Armand Littman, M.D. Book Review Editor Veterans Administration Hines, Illinois 60141
Gastrointestinal Physiology. Third ed. Edited by L. R. Johnson. 164 pp., 108 figures, $16.95. C. V. Mosby Co., St. Louis, Missouri, 1985. Leonard (Rusty) Johnson and three colleagues from Departments of Physiology (G. E. Castro, D. Jacobson, and N. W. Weisbrodt) have published the third edition of this text which is aimed at medical students, graduate students in the basic medical sciences, as well as physicians. The organization of the book is straightforward. Regulation, which is interpreted as involving peptides and neuromuscular events, comprises the first two chapters; motility involves four chapters; secretion (salivary, gastric, pancreatic, and biliary) comprises four chapters; and the purpose of the gut [digestion and absorption) is allocated only 85 of the 155 pages of the book. A final chapter is on gastrointestinal circulation. As stated in my review of the first edition, this book deals just with human gastrointestinal physiology. Aspects of gastrointestinal physiology peculiar to the ruminant, for example, are not mentioned. The tone of the book is didactic and the history of the development of key ideas receives only occasional mention. The treatment is qualitative, and there is not a single equation to be found. The book is a lucid, well-written overview of many aspects of human gastrointestinal physiology as we know them today. However, GI physiology is a vast topic, and many subjects are not mentioned: for example, the ecology of the gut, gut immunology, the organization of the villus, the concept and application of nonabsorbable markers, details of the microcirculation of the liver and pancreas, hepatic excretory function, rules for gastrointestinal permeability and for lipid partitioning into the enterocyte, the concept of first-pass clearance, and use of breath hydrogen to measure intestinal transit. There is no mention of newer concepts or advances, such as vesicles in biliary lipid secretion or cholecystokinin radioimmunoassays. Paracellular absorption is not mentioned, and there is no discussion of vomiting or fecal composition. The illustrations are clear but scanty. It would have been helpful to show a villus, as well as the location of the endocrine and paracrine cells along the gastrointestinal tract. The introductory chapter on peptides fails to include a typical dose-response curve or discuss second messengers. There are a few errors. Bile acids are stated to have a branched side chain of five to nine carbons. The concept of bile acid-dependent flow differs from that usually accepted. The unstirred layer is shown as only a little larger than the size of an enterocyte. But, as I wrote regarding the first edition, this is a concise and readable text that will certainly be useful to a

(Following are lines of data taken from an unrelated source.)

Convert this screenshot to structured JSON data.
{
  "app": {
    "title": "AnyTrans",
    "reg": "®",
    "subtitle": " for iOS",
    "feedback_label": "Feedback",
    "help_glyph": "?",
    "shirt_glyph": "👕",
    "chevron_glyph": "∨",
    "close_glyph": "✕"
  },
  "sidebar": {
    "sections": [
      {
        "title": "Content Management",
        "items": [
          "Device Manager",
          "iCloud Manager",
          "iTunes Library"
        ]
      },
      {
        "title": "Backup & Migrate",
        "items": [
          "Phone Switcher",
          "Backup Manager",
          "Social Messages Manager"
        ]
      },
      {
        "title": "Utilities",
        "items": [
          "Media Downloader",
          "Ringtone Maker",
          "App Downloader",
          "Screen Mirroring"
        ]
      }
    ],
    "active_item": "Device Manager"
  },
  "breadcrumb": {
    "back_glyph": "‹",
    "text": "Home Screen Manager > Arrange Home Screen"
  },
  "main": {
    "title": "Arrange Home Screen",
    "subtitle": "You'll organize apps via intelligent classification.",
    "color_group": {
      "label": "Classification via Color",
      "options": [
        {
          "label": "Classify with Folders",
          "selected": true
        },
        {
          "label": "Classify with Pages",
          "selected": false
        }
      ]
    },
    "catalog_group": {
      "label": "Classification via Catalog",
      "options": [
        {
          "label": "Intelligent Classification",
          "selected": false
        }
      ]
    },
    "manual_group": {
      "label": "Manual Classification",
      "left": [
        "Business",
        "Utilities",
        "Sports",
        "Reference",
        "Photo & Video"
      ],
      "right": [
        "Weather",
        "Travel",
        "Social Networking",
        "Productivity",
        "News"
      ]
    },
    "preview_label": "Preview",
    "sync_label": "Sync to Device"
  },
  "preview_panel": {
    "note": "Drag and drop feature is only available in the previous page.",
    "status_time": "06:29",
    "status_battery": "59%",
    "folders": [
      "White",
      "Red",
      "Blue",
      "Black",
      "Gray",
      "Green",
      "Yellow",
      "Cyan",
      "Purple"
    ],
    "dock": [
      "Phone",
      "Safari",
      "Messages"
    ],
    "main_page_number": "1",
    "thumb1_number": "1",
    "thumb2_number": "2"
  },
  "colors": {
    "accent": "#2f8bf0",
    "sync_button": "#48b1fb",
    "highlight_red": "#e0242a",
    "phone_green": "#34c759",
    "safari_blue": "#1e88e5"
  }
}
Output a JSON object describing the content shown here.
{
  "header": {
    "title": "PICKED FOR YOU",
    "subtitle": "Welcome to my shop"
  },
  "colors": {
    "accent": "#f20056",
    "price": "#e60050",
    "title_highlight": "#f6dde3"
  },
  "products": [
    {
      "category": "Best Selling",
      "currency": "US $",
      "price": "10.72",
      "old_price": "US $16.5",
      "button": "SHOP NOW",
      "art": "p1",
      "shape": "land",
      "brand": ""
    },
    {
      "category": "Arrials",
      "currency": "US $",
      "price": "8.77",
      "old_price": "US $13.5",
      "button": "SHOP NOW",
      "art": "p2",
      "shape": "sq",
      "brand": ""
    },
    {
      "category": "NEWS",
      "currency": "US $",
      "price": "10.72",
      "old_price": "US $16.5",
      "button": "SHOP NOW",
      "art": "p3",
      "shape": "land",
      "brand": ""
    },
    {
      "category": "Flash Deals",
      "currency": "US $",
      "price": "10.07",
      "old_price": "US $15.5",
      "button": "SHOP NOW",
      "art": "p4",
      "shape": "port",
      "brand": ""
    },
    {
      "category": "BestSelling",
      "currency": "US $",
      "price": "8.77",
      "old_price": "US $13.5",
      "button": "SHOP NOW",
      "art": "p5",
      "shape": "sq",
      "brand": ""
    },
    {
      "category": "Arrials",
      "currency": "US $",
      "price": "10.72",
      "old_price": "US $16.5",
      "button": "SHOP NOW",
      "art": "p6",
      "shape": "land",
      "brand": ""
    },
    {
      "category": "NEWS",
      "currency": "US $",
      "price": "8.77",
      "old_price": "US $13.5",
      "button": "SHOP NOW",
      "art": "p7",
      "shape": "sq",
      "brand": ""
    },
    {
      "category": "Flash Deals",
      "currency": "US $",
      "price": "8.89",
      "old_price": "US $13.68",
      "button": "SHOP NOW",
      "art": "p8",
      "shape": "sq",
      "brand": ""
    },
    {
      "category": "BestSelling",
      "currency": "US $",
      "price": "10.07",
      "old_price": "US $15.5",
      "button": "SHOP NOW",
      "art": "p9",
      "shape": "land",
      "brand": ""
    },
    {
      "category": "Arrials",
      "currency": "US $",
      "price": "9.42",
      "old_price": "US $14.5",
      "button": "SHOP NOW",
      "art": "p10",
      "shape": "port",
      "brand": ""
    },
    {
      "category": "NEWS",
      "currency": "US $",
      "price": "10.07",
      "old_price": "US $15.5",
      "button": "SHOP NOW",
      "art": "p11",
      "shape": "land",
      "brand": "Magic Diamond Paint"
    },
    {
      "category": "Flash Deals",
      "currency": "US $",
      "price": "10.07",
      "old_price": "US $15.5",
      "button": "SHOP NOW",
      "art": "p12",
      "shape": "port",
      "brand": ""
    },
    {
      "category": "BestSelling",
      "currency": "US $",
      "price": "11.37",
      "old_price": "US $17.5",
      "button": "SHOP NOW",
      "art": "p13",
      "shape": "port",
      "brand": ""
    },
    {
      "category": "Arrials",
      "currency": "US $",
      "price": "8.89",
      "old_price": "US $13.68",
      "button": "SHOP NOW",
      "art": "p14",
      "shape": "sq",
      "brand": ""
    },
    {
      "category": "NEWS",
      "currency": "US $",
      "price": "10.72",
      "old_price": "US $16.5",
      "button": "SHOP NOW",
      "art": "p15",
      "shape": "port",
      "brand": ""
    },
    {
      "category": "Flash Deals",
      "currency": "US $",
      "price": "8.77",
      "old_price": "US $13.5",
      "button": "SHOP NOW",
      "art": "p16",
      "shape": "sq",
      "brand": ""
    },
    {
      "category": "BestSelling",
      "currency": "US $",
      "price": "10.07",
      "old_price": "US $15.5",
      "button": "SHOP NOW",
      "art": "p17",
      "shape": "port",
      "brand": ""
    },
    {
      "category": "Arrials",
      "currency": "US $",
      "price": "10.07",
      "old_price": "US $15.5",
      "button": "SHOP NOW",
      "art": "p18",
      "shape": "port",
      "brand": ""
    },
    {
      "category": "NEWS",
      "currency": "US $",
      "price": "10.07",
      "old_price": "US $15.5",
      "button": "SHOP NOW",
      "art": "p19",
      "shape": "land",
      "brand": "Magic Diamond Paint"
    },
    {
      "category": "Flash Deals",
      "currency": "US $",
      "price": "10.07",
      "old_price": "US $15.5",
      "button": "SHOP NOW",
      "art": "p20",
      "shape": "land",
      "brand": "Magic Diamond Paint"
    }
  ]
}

student who “just wants the facts.” In these days of the information glut, the expansion of knowledge has given these authors the impossible task of assembling all of the essential information without losing the romance of discovery and the histories of the personalities who developed the current concepts. There is little doubt that the present volume will be highly useful. One hopes that the book will be used together with or guided by a teacher who will excite and inspire the student to dig still more deeply into the fascinating mysteries of gastrpenterology. These can be found in Johnson’s more comprehensive text (Physiology of the Gastrointestinal Tract), and there are illustrations galore available in the Undergraduate Teaching Project of the American Gastroenterological Association. ALAN F. HOFMANN, M.D.
San Diego, California
Small Intestinal and CoJonic Motility (Proceedings of the First International Symposium). Edited by P. Poitras. 145 pp. Jouveinal Laboratories, Montreal, Canada, 1984. The subject of gastrointestinal motility has expanded so much during the last two decades that it is unthinkable to cover all aspects in a one-day conference much less to write a small book, like the one under review, on this subject. The bias of the editor is evident in the introduction where he says “Since the early seventies, the basic motor organization of the small intestine is considered to be the interdigestive migrating complex. . . .” The primary motor function of the gastrointestinal tract is what it does after a meal. But for that function we need no small intestine. The migrating motor complexes are absent in nonruminants after a meal and hence they cannot represent the basic motor organization of the small intestine. Consequently, the title of the book is misleading. The book covers a few specific topics on small intestinal and colonic motility such as migrating motor complexes, in vitro myogenic control of colonic motor activity, and possible motor and behavioral disorders in irritable bowel syndrome. The first two chapters cover the neural and hormonal control of migrating motor complexes. The hormonal control of motor complexes is not critically reviewed. This chapter and the chapter that follows on enkephalinergic control of gastrointestinal motility (really motor complexes) remind us of the question “What is physiological?” The last two chapters in this section describe alterations in migrating motor complexes in pathophysiologic and postsurgical states. Both chapters are well written and provide a balanced view of an area where much more work needs to be done. Collins’ conclusions that interruption of normal migrating motor complexes can result in clinical